===== MATERIAL PROVIDED

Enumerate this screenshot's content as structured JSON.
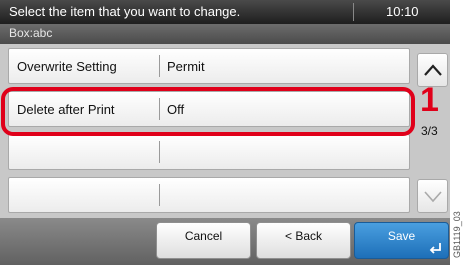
{
  "header": {
    "title": "Select the item that you want to change.",
    "time": "10:10"
  },
  "subheader": {
    "box_name": "Box:abc"
  },
  "rows": [
    {
      "name": "Overwrite Setting",
      "value": "Permit"
    },
    {
      "name": "Delete after Print",
      "value": "Off"
    },
    {
      "name": "",
      "value": ""
    },
    {
      "name": "",
      "value": ""
    }
  ],
  "scroll": {
    "up_icon": "chevron-up-icon",
    "down_icon": "chevron-down-icon",
    "page_indicator": "3/3"
  },
  "callout": {
    "number": "1",
    "color": "#e0001a"
  },
  "footer": {
    "cancel_label": "Cancel",
    "back_label": "< Back",
    "save_label": "Save",
    "save_color": "#1d6fb8"
  },
  "ref_code": "GB1119_03"
}
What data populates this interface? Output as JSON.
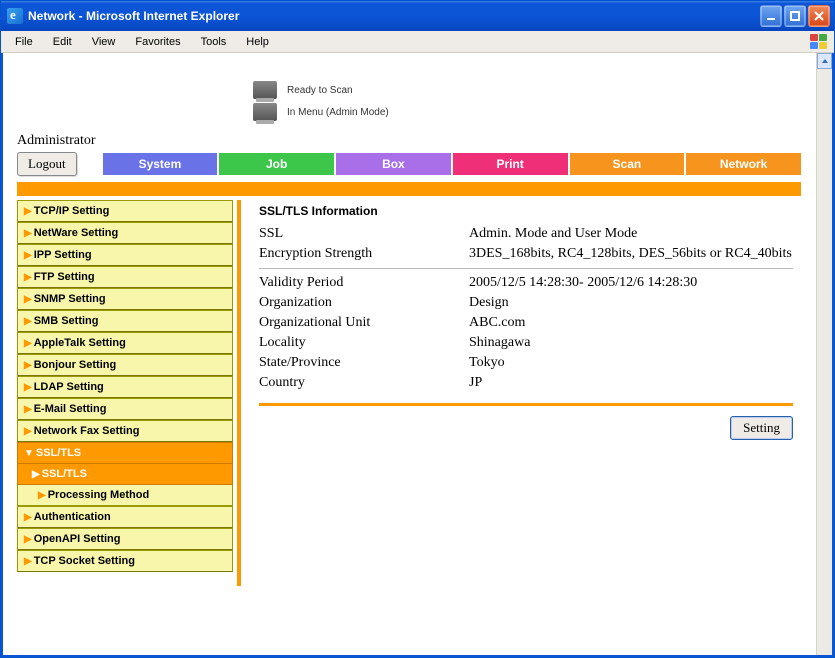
{
  "window": {
    "title": "Network - Microsoft Internet Explorer"
  },
  "menubar": [
    "File",
    "Edit",
    "View",
    "Favorites",
    "Tools",
    "Help"
  ],
  "status": {
    "line1": "Ready to Scan",
    "line2": "In Menu (Admin Mode)"
  },
  "admin_label": "Administrator",
  "logout_label": "Logout",
  "tabs": [
    {
      "label": "System",
      "color": "#6a72e8"
    },
    {
      "label": "Job",
      "color": "#3cc64a"
    },
    {
      "label": "Box",
      "color": "#a96fe8"
    },
    {
      "label": "Print",
      "color": "#ef2f78"
    },
    {
      "label": "Scan",
      "color": "#f7941d"
    },
    {
      "label": "Network",
      "color": "#f7941d"
    }
  ],
  "sidebar": {
    "items": [
      "TCP/IP Setting",
      "NetWare Setting",
      "IPP Setting",
      "FTP Setting",
      "SNMP Setting",
      "SMB Setting",
      "AppleTalk Setting",
      "Bonjour Setting",
      "LDAP Setting",
      "E-Mail Setting",
      "Network Fax Setting"
    ],
    "selected": "SSL/TLS",
    "sub_selected": "SSL/TLS",
    "sub2": "Processing Method",
    "after": [
      "Authentication",
      "OpenAPI Setting",
      "TCP Socket Setting"
    ]
  },
  "detail": {
    "heading": "SSL/TLS Information",
    "rows_top": [
      {
        "k": "SSL",
        "v": "Admin. Mode and User Mode"
      },
      {
        "k": "Encryption Strength",
        "v": "3DES_168bits, RC4_128bits, DES_56bits or RC4_40bits"
      }
    ],
    "rows_bottom": [
      {
        "k": "Validity Period",
        "v": "2005/12/5 14:28:30- 2005/12/6 14:28:30"
      },
      {
        "k": "Organization",
        "v": "Design"
      },
      {
        "k": "Organizational Unit",
        "v": "ABC.com"
      },
      {
        "k": "Locality",
        "v": "Shinagawa"
      },
      {
        "k": "State/Province",
        "v": "Tokyo"
      },
      {
        "k": "Country",
        "v": "JP"
      }
    ],
    "setting_label": "Setting"
  }
}
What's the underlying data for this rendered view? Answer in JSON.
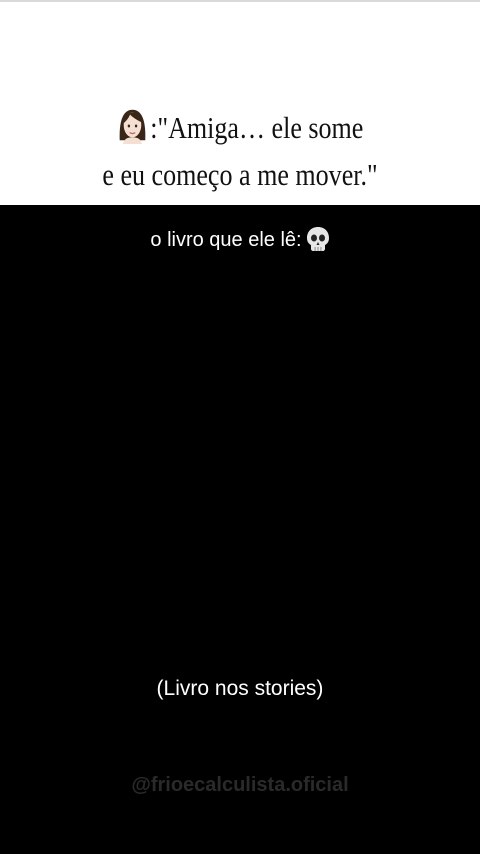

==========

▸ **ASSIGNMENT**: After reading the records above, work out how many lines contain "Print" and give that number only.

▸ **TASK SOLUTION**: 2